The headline does fit this post. However, you’ll have to get through this history lesson first before it all makes sense…
As most people around here know, I wound up as a student at Rider University in the mid-90s after spending a few years trying to figure out what I wanted to do with my life.
Just out of high school, I went to Ocean County College in Toms River, NJ, for a year and a half before I just lost interest. I was taking liberal arts courses and nothing was really exciting me so I withdrew despite only needing one more semester to get my associate’s degree. After a semester off, I went back as a business administration major. But then I realized I’m much better at spending money than I am making and managing it. Plus, it just didn’t mesh with my personality. So into my second semester as a business major, I dropped out again…this time for about two years.

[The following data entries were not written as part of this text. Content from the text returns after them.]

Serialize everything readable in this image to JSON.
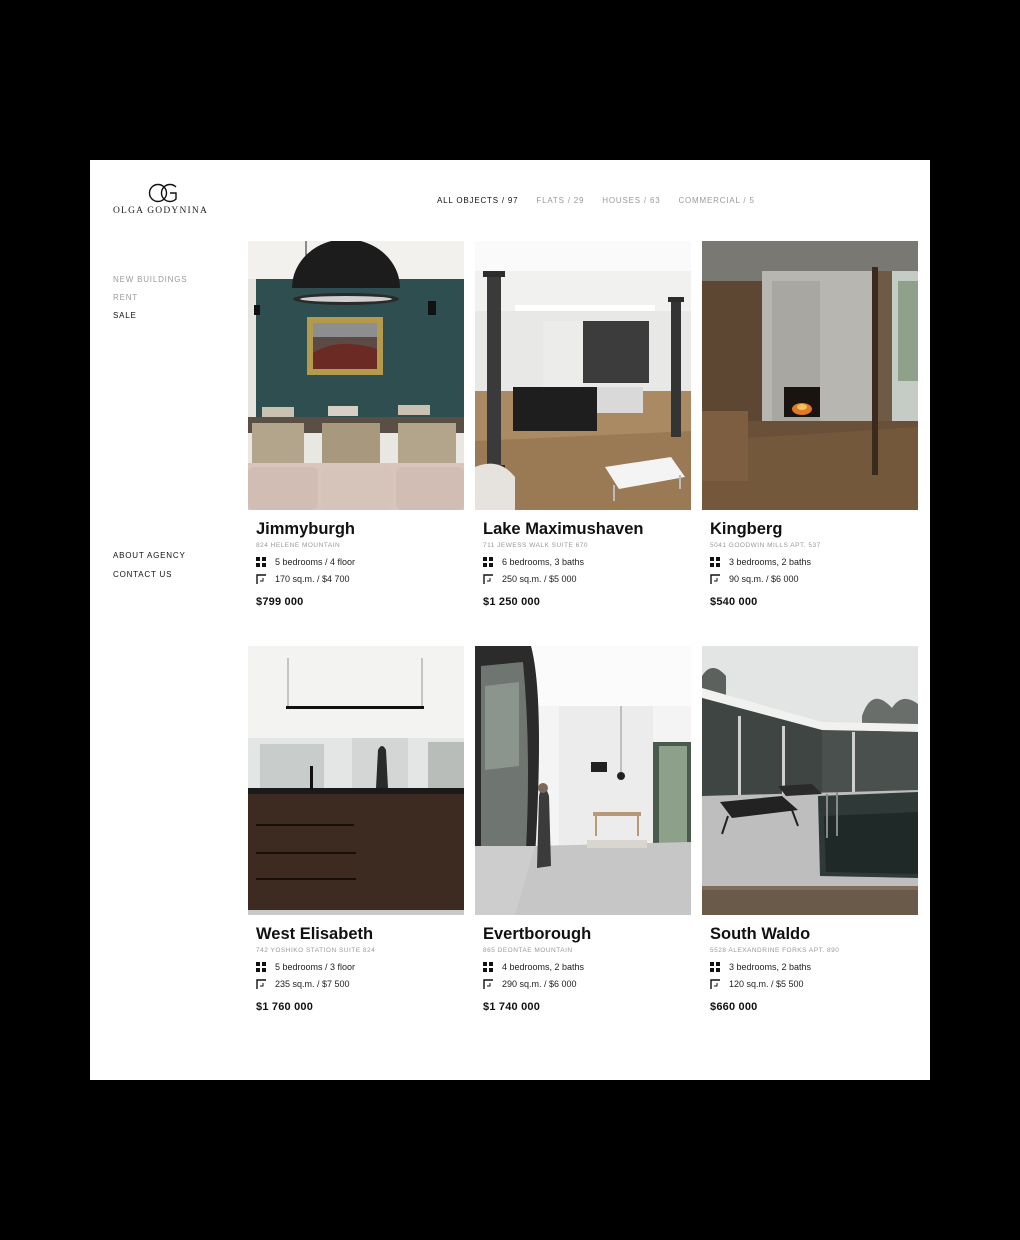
{
  "brand": {
    "name": "OLGA GODYNINA"
  },
  "filters": [
    {
      "label": "ALL OBJECTS / 97",
      "active": true
    },
    {
      "label": "FLATS / 29",
      "active": false
    },
    {
      "label": "HOUSES / 63",
      "active": false
    },
    {
      "label": "COMMERCIAL / 5",
      "active": false
    }
  ],
  "sidebar": {
    "categories": [
      {
        "label": "NEW BUILDINGS",
        "active": false
      },
      {
        "label": "RENT",
        "active": false
      },
      {
        "label": "SALE",
        "active": true
      }
    ],
    "links": [
      {
        "label": "ABOUT AGENCY"
      },
      {
        "label": "CONTACT US"
      }
    ]
  },
  "listings": [
    {
      "title": "Jimmyburgh",
      "address": "824 HELENE MOUNTAIN",
      "rooms": "5 bedrooms / 4 floor",
      "area": "170 sq.m. / $4 700",
      "price": "$799 000"
    },
    {
      "title": "Lake Maximushaven",
      "address": "711 JEWESS WALK SUITE 670",
      "rooms": "6 bedrooms, 3 baths",
      "area": "250 sq.m. / $5 000",
      "price": "$1 250 000"
    },
    {
      "title": "Kingberg",
      "address": "5041 GOODWIN MILLS APT. 537",
      "rooms": "3 bedrooms, 2 baths",
      "area": "90 sq.m. / $6 000",
      "price": "$540 000"
    },
    {
      "title": "West Elisabeth",
      "address": "742 YOSHIKO STATION SUITE 824",
      "rooms": "5 bedrooms / 3 floor",
      "area": "235 sq.m. / $7 500",
      "price": "$1 760 000"
    },
    {
      "title": "Evertborough",
      "address": "865 DEONTAE MOUNTAIN",
      "rooms": "4 bedrooms, 2 baths",
      "area": "290 sq.m. / $6 000",
      "price": "$1 740 000"
    },
    {
      "title": "South Waldo",
      "address": "5528 ALEXANDRINE FORKS APT. 890",
      "rooms": "3 bedrooms, 2 baths",
      "area": "120 sq.m. / $5 500",
      "price": "$660 000"
    }
  ]
}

In 1994, I was working in retail and realized I had been an idiot. I remembered how much I enjoyed writing for my high school newspaper years earlier and decided to return to OCC as a print and broadcast journalism major. As a result, I was in a couple of classes taught by a Professor Karen L. Bosley, the adviser to the Viking News, the student newspaper at OCC.
It was under Bosley’s tutelage that I honed my skill as a writer and editor. I seriously doubt I would have gone on to accomplish what I have without her. It was also Bosley who suggested one day that I check out Rider as a post-OCC academic destination.
So what is the point of all this and what does it have to do with the “call for help” mentioned in the headline of this post?
Well, thanks to OCC president Jon H. Larson and the college’s board of trustees, Bosley will be out as adviser to the Viking News next June. Why? According to this Asbury Park Press story, Bosley was told it was because the newspaper contained too many errors and that because students weren’t being properly prepared for the real world since they use Apple Macintosh computers rather than Windows-based PCs.
First of all, as RegretTheError.com shows, there are plenty of mistakes being made in professional publications around the globe. It would be great to publish an error-free newspaper, but considering I see a minimum of three mistakes a day in widely circulated Associated Press stories, I can’t imagine that has ever happened.
And if students are not being properly prepared for the real world by using Macintosh computers, then why is the Rider Journalism Lab chock full of Power Macs? My first experience with a Mac came in the Viking News office. Guess what computer I use at work today? Yup, you guessed it…a Mac.
If anything, the problem lies within the newspaper industry. During my time working at the Ocean County Observer and during a visit to The Times of Trenton in the mid 90s, I was amazed by the antiquated hardware and software being used in those operations. I don’t know if things have changed or not since then, but I wonder how exactly you can prepare students for the future when the industry for which you are preparing them is still living in the past.
But I digress…
This move by the OCC administration has nothing to do with errors in the Viking News or the students not being prepared for the real world. This has everything to do with freedom of speech and expression. The Viking News—or any collegiate newspaper run by students, for that matter—is not and should never be a mouthpiece for the administration. Bosley would not be doing her job if she put her students in that position. Student journalists need to learn how to be objective and fair, but they also need to learn how not to be puppets and pawns. If the students want to question the administration, that is their right as budding journalists.
I have read recent issues of the Viking News via the Web. There are no personal attacks going on. It is certainly not careless journalism. And I think it is one of the better student publications that I have seen. From a quality standpoint, the Viking News is right up there with many student papers at four-year colleges and universities.
And I don’t know how Bosley can do a better job advising the newspaper staff. Back in my day, she stayed with us all through our production nights, helping to edit stories as well as offering advice and guidance. That’s more than I can say for the advisers I had at Rider. Except for a couple of individual meetings, the only role they played was attending our Sunday night meetings and offering a critique of that week’s paper. I can’t imagine anyone thinking Bosley was not doing an excellent job of teaching her students and preparing them for the real world. Anyone who thinks she is not a great teacher doesn’t live in the real world.
I wish I had more time to write something more eloquent and compelling, but this is all I can muster at this time. However, if anybody who reads this cares enough about freedom of speech and expression, please take the time to e-mail the OCC President Jon Larson at firstname.lastname@example.org or call him at (732) 255-0400 x330 to let him know he is flat-out wrong when it comes to what he is doing to Prof. Bosley.